Israel’s ambassador to the UK, Daniel Taub paid tribute, saying: “If modern Jewish history has a voice, it is the voice of Sir Martin Gilbert. It is hard to think of anyone who has done as much to document, to educate and to inspire, with passion and authenticity, the history of the Jews in modern times, the tragedy of the Shoah, the struggles of Jews in Arab Lands and the Soviet Union, and the inspiring return of the Jewish people to statehood in the land of Israel.”

“These were but a part of his extraordinary corpus of 80 works, which not only brought him recognition as a world class historian in many different fields, but enabled him to see and describe Jewish history against the canvass of world events.”

“Today, as Sir Martin is lowered into the earth of the land he loved, is Tu Bishvat, the day when youngsters throughout Israel are planting trees. Like them, planted in this fertile ground, Sir Martin will continue to bring forth fruit as future generations continue to be educated and inspired by his extraordinary legacy. Yehi zichro baruch”

Michael Wegier, chief executive of Jewish charity UJIA (United Jewish Israel Appeal), said: “Sir Martin had an extraordinary capacity to command vast amounts of material and take the reader on a journey that created coherence through the detail.

“He was not dispassionate.

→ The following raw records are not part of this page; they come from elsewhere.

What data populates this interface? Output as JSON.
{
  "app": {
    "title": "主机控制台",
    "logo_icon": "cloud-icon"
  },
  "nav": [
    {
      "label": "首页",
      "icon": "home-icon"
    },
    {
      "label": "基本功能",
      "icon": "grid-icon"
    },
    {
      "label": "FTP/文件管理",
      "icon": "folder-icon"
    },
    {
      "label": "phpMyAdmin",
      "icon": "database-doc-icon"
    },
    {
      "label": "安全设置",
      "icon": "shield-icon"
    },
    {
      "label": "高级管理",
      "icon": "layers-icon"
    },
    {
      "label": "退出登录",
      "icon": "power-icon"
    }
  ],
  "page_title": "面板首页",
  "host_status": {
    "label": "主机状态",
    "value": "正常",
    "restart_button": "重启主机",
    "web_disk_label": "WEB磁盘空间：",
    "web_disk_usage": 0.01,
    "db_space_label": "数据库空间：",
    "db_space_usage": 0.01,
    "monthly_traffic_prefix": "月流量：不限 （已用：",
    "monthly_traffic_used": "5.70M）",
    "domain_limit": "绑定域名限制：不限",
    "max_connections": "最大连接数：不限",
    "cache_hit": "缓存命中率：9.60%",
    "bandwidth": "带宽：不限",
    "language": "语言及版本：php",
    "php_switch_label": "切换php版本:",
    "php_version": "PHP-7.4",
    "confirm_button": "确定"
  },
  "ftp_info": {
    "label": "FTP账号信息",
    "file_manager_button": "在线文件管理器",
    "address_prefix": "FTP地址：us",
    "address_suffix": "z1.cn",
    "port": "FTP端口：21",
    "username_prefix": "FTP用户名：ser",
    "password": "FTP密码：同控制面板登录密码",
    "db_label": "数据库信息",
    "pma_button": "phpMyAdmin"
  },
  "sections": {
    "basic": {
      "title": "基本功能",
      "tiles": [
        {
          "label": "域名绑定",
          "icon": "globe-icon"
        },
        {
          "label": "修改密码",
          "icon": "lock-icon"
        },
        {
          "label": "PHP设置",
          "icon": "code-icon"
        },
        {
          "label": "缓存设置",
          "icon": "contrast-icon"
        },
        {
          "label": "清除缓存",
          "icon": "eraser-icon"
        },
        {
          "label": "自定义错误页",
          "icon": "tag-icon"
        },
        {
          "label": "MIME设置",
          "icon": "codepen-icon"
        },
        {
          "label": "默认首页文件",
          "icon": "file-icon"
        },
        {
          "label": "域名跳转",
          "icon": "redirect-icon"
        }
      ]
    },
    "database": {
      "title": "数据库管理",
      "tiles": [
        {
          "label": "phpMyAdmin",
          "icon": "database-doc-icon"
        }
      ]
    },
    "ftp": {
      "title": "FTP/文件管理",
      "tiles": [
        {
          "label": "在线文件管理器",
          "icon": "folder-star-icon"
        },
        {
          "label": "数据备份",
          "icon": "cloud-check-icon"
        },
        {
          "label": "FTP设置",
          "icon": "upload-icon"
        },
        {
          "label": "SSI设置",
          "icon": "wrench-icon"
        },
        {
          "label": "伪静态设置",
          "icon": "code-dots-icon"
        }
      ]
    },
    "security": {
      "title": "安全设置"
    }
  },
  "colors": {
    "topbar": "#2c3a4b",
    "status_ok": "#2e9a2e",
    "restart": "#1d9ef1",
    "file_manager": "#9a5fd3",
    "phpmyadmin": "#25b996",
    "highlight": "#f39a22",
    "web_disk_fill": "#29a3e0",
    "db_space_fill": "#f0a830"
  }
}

He cared deeply for the Jewish people and Israel yet his work in this field is categorised by exemplary scholarship and rigour.

“No better example can be found than his incredibly moving account of The Boys – the 732 young survivors of the Holocaust who came to the UK together straight after the Second World War.

“As we say in Jewish tradition – May his memory be a blessing.”

Rabbi Mendel Cohen, at central London’s Saatchi Synagogue, said: “Sad news of the passing of Sir Martin Gilbert. History has been preserved thanks to his many books. May his memory be blessed.”

Israeli and Jewish writer and historian Eylon Aslan-Levy added: “What a titan. What a loss.”

Martin Gilbert received a knighthood in 1995 for services to British history.

Of his work, he said writing about the Allied Forces’ response to news of the Holocaust, in Auschwitz and the Allies, had been his “most controversial”, while his book The Holocaust “generated by far the most correspondence and contact with individuals whom I would never otherwise have met”.

Reflecting on his career, he said: “My aim has always been to write history from the human perspective, never to neglect the person known as ‘the common man’.”